After a long respite following our November visit, I will be once again, travelling to the West Bank, on what seems like a fast approaching date. In contrast to my time in Palestine before, this trip will see me working for CADFA as a volunteer for the first time, in Abu Dis. My duties will include continuing to write via blogs, as well as helping with visas, and teaching English conversation. It's also a personal thing for me to improve my embarrassingly basic Arabic. Naturally, I'm excited about this opportunity and can't wait to follow up on the eye opening visit in November, working and living amongst Palestinians.

The visit, which will last for just over a month, also comes at a hectic time in terms of world events, and their subsequent effect on the lives of ordinary people in Palestine. It's hard to ignore the backdrop of the potentially disastrous decisions and attitudes, in the wake of Donald Trump's inauguration for example, and it will be of crucial importance to focus on whether this will translate into more abuses against the Palestinians on the ground. I'm hoping to cover this during my month long visit, and focus on the everyday life aspect of the occupation.

I can only describe the feeling before my visit as anticipation blended with excitement. It will certainly be a challenge in the coming weeks, albeit one I'm looking forward too and am eager to begin. Even in the midst of sometimes intense political issues, I found in November, that Palestine can be a welcoming place with friendly people, and it's this that makes my upcoming challenge a lot less daunting. More updates to follow.
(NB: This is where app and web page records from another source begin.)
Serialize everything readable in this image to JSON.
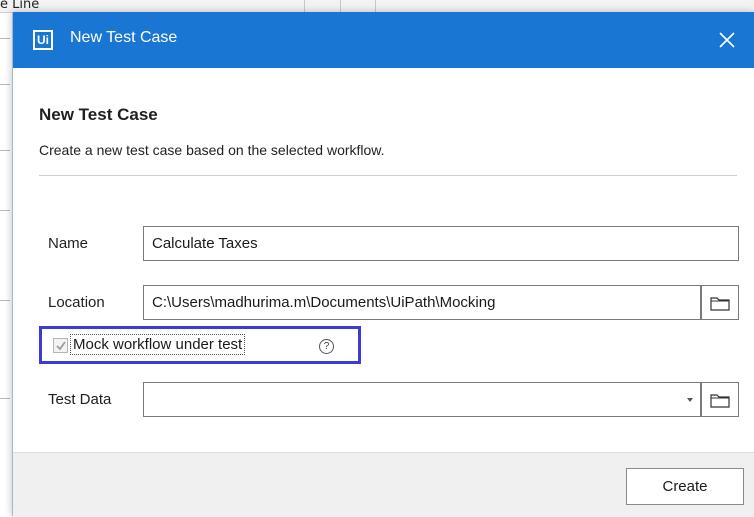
{
  "background": {
    "fragment_text": "e Line"
  },
  "dialog": {
    "window_title": "New Test Case",
    "logo_text": "Ui",
    "heading": "New Test Case",
    "subtitle": "Create a new test case based on the selected workflow.",
    "fields": {
      "name": {
        "label": "Name",
        "value": "Calculate Taxes"
      },
      "location": {
        "label": "Location",
        "value": "C:\\Users\\madhurima.m\\Documents\\UiPath\\Mocking"
      },
      "mock": {
        "label": "Mock workflow under test",
        "checked": true,
        "help_glyph": "?"
      },
      "test_data": {
        "label": "Test Data",
        "value": ""
      }
    },
    "footer": {
      "create_label": "Create"
    },
    "colors": {
      "titlebar": "#1976d2",
      "highlight": "#3b3bd6"
    }
  }
}
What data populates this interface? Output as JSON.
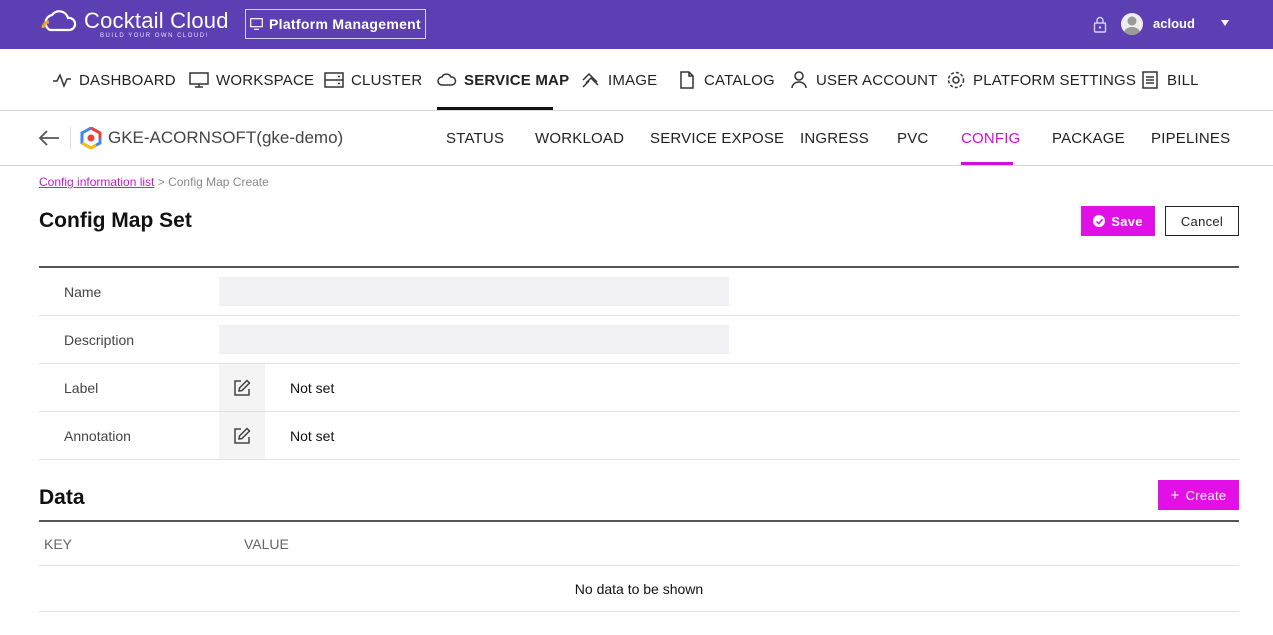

Taken On Our Last Visit: A Photo Of The Separation Wall, Situated Adjacent To Al-Quds University.
(Photo Courtesy Of Emerson Photography)